It does not take a great deal of time spent out hiking to realize just how important those four skills are. The difficulty comes in learning them and learning how to keep yourself aware of each of them, and learning how to keep yourself in tune with each of them regardless of the environment  and conditions that you are faced with while out on the trail.

It would be unfair of me to sit here and say that I have mastered each of those four aspects, because I have not. There are times I am on a hiking trip and I realized that I have highly under estimated the situation and end up not being able to properly sleep – usually it comes down to the cold or hot weather, or from not having enough water or food to keep my body in tune with itself. Continue reading “What is “Core Temperature” – How important is it – What you need to do and know!”

Yes-Gear For 2012!

I have to be honest to my readers… this whole “No Gear For 2012” is just soooo not going to happen for me! I do not want to get into whether it is a good thing or a bad thing – that is something only each of us as hikers can answer. I sort of think it is great that hikers are out there trying to commit themselves to it, but for me, it is just never going to happen.

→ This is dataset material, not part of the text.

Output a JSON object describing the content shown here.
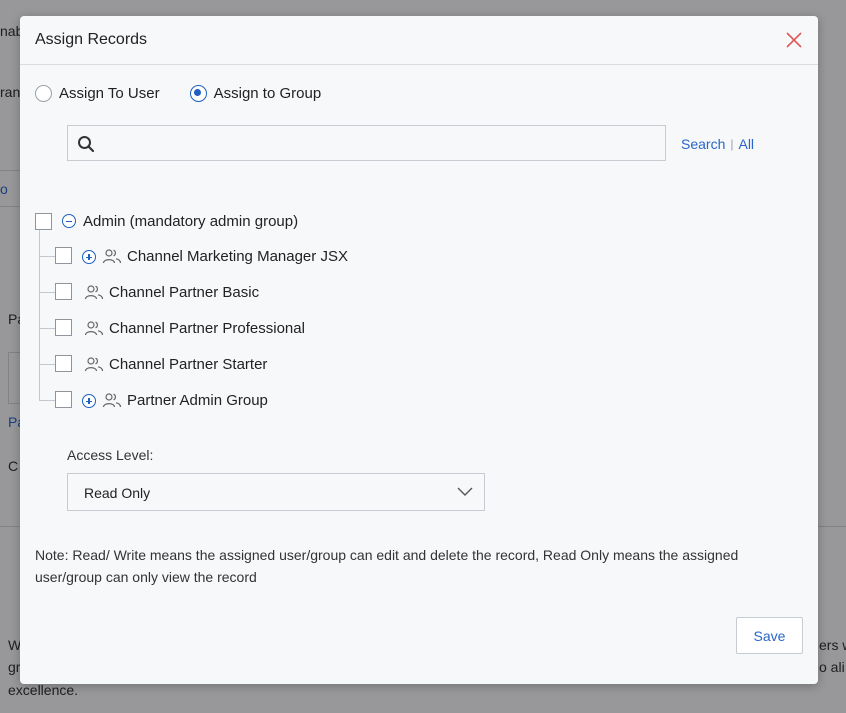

With the exception of a few pieces of cold weather gear I could take my existing hiking gear setups and do almost any hike anywhere in the world. But the thing is, I just love checking out new gear and I so love supporting the outdoor cottage gear companies it would be hard for me. Even though I already have all the gear I could possible need, there are a few items out there that I still really want to buy. Some of them to make my hiking life better, some of them to simply try them and see if I like them enough to use, some of them to see how they perform against existing gear that I already have, and some of them because they are just down-right awesome looking. Continue reading “Yes-Gear For 2012!”